A retrospective epidemiological study of canine and feline cardiovascular diseases was done based on the data from 1421 dogs and 100 cats, all of which visited our hospitals with cardiovascular problems during the past 19 years. The total number of dogs was 1648, and the percentage of congenital heart diseases, acquired heart diseases, and cardiomyopathy was 7%, 92%, and 1%, respectively. Of the congenital heart diseases, patent ductus arteriosus, aortic stenosis, ventricular septal defect, pulmonary stenosis, atrial septal defect, and tetralogy of Fallot accounted for 28%, 18%, 15%, 12%, 12%, and 6%, respectively. Dilofilariasis, the most common heart disease in dogs, accounted for 52% of all acquired heart diseases. Following dilofilariasis, mitral regurgitation (MR), tricuspid regurgitation (TR), and caval syndrome (CS) accounted for 32%, 15%, and 6%, respectively. MR and TR were seen more frequently in small breeds, and the peak occurrence of MR and TR appeared after age 10. The peak of CS occurred at age 5, and the disease progressed to cause abnormality of the pulmonary artery and insufficiency of the right heart. The peak of these severe cardiovascular conditions occurred at age 7. Cardiomyopathy was more common in dogs younger than age 10. In a total of 103 feline cases, congenital heart diseases and cardiomyopathy occurred in 38% and 48%, respectively. Cardiomyopathy was found in male cats twice as frequently as in females.
A five-year-old Maltese dog was brought to our hospital with debilitation and vomiting. Blood tests showed hypoalbuminemia and hypoglobulinemia. We suspected that this case was protein-loosing enteropathy and a full-thickness biopsy of the small intestine led to the diagnosis of intestinal lymphangiectasia. A low fat diet and anti-inflammatory therapy was effective, and the clinical signs have been in remission for nearly four years.

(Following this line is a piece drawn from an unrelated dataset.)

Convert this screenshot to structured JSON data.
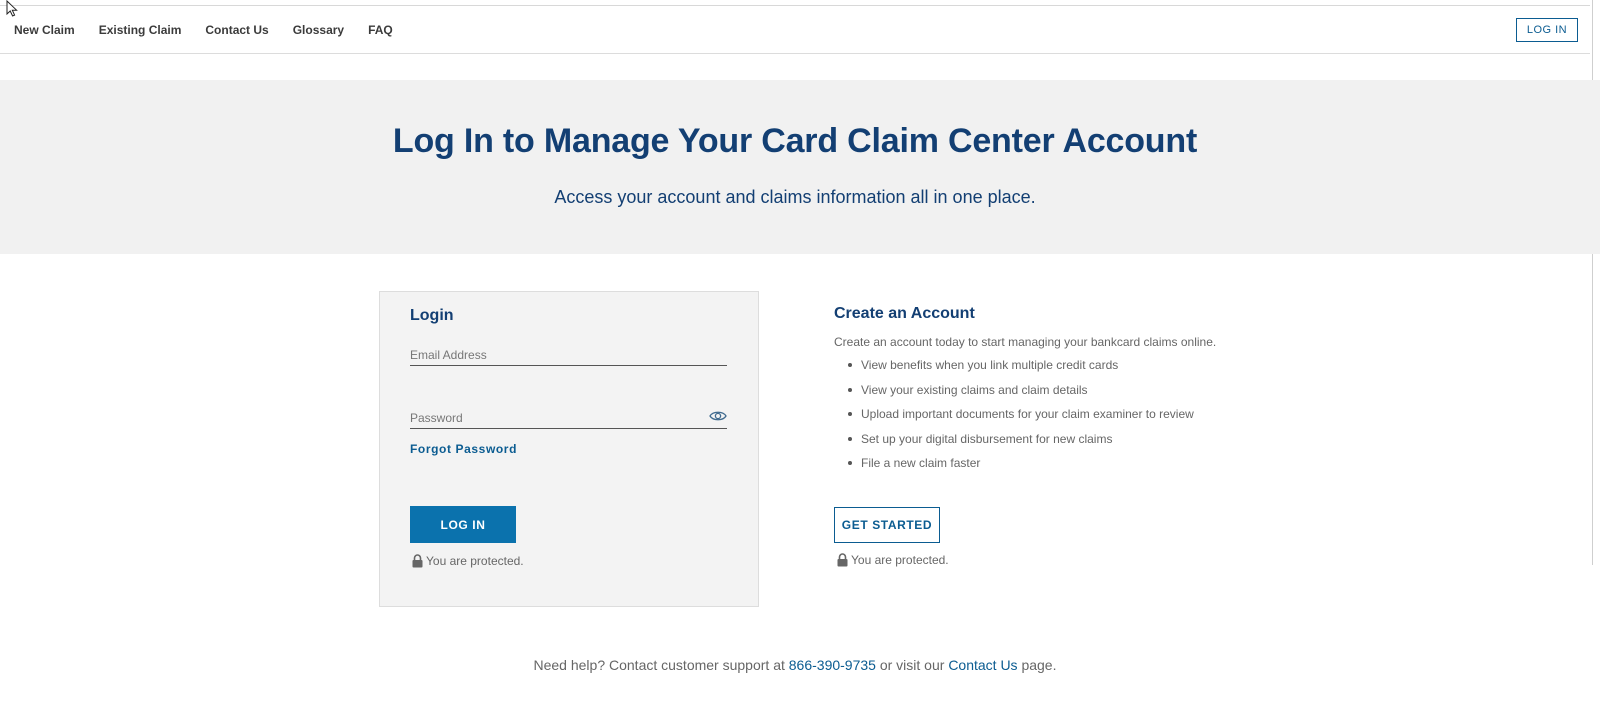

Radiological evaluation is importantly employed for diagnosis of dental disease in rabbits. A conventional lateral, dorso-ventral and rostoro-caudal projections are required to evaluate occlusions and alignment of dental arcade but do not show detailed pathology of individual tooth because of superimposition. An oblique projection with open-mouth showed details of individual tooth structures without superimposition in a rabbit skull. A skull with open mouth was positioned in right lateral recumbence and rotated approximately 45 degree to obtain an unobstructed view of the teeth in the right maxillary quadrant including the incisors. The chin was then raised until the left mandibular dentition became parallel with the film surface to visualize the entire left mandibular quadrant clearly without overlap. The left maxillary and right mandibular quadrants were imaged in the same manner with the open-mouthed skull positioned in left lateral recumbence. This radiographic technique provided good visualization of each quadrant in clinical cases as well, and seemed to offer a very effective means of obtaining detailed information needed for dental care.